### Exercise aim
In your copy, leave out the pictures and repeat the entries below exactly.

##### Given data #####

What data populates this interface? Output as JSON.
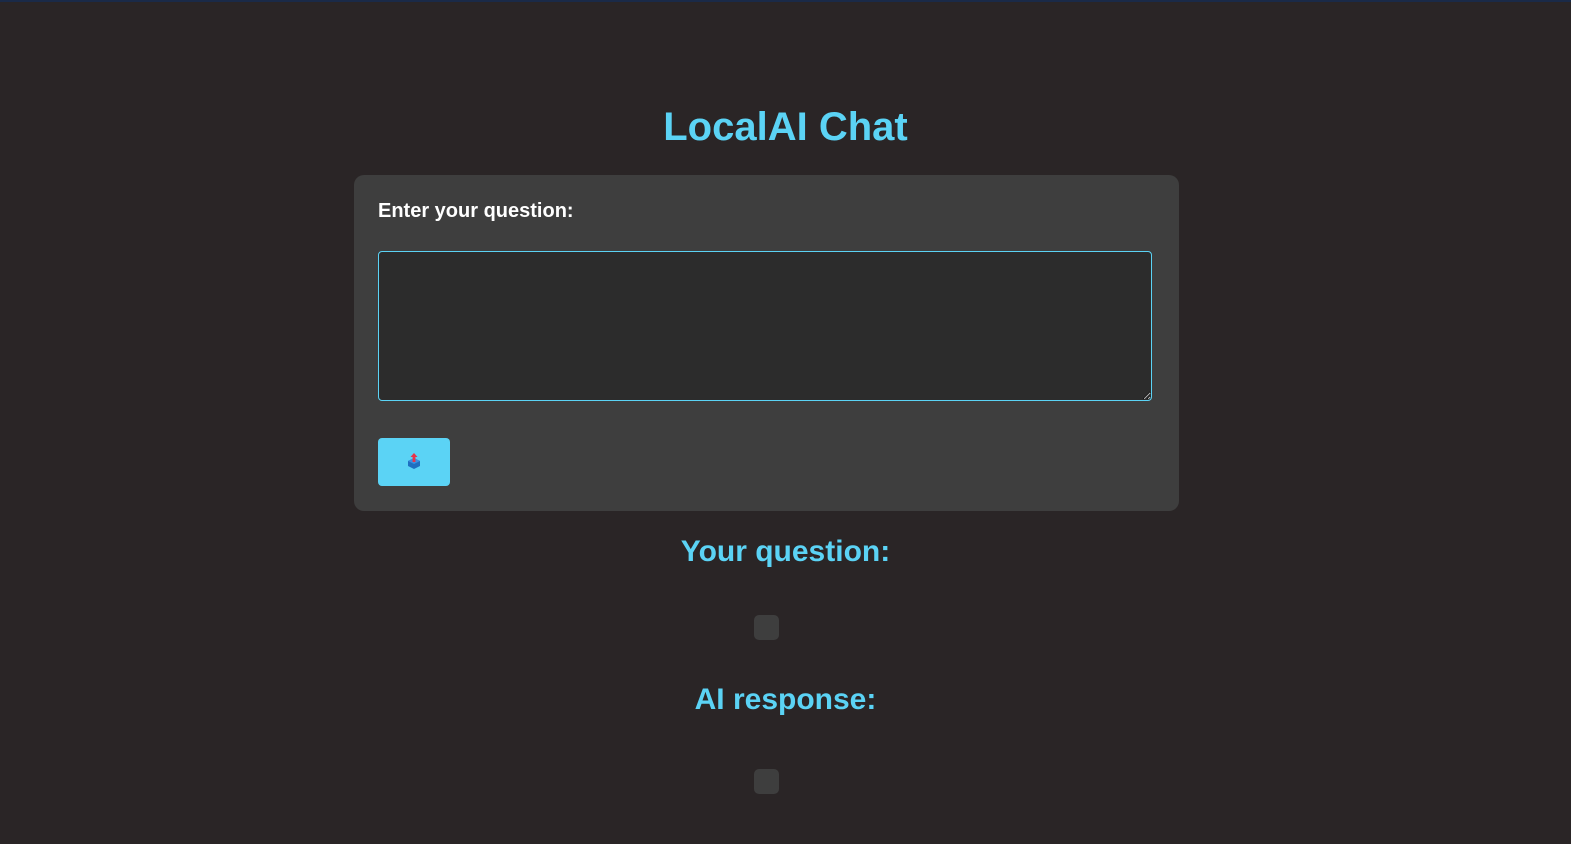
{
  "page": {
    "title": "LocalAI Chat"
  },
  "form": {
    "question_label": "Enter your question:",
    "question_value": "",
    "question_placeholder": "",
    "submit_icon": "outbox-tray-icon"
  },
  "results": {
    "question_heading": "Your question:",
    "question_text": "",
    "response_heading": "AI response:",
    "response_text": ""
  },
  "colors": {
    "accent": "#5bd3f5",
    "background": "#2a2526",
    "card": "#3e3e3e",
    "input_background": "#2c2c2c"
  }
}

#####

### Result for this exercise
What data populates this interface? Output as JSON.
{
  "page": {
    "title": "LocalAI Chat"
  },
  "form": {
    "question_label": "Enter your question:",
    "question_value": "",
    "question_placeholder": "",
    "submit_icon": "outbox-tray-icon"
  },
  "results": {
    "question_heading": "Your question:",
    "question_text": "",
    "response_heading": "AI response:",
    "response_text": ""
  },
  "colors": {
    "accent": "#5bd3f5",
    "background": "#2a2526",
    "card": "#3e3e3e",
    "input_background": "#2c2c2c"
  }
}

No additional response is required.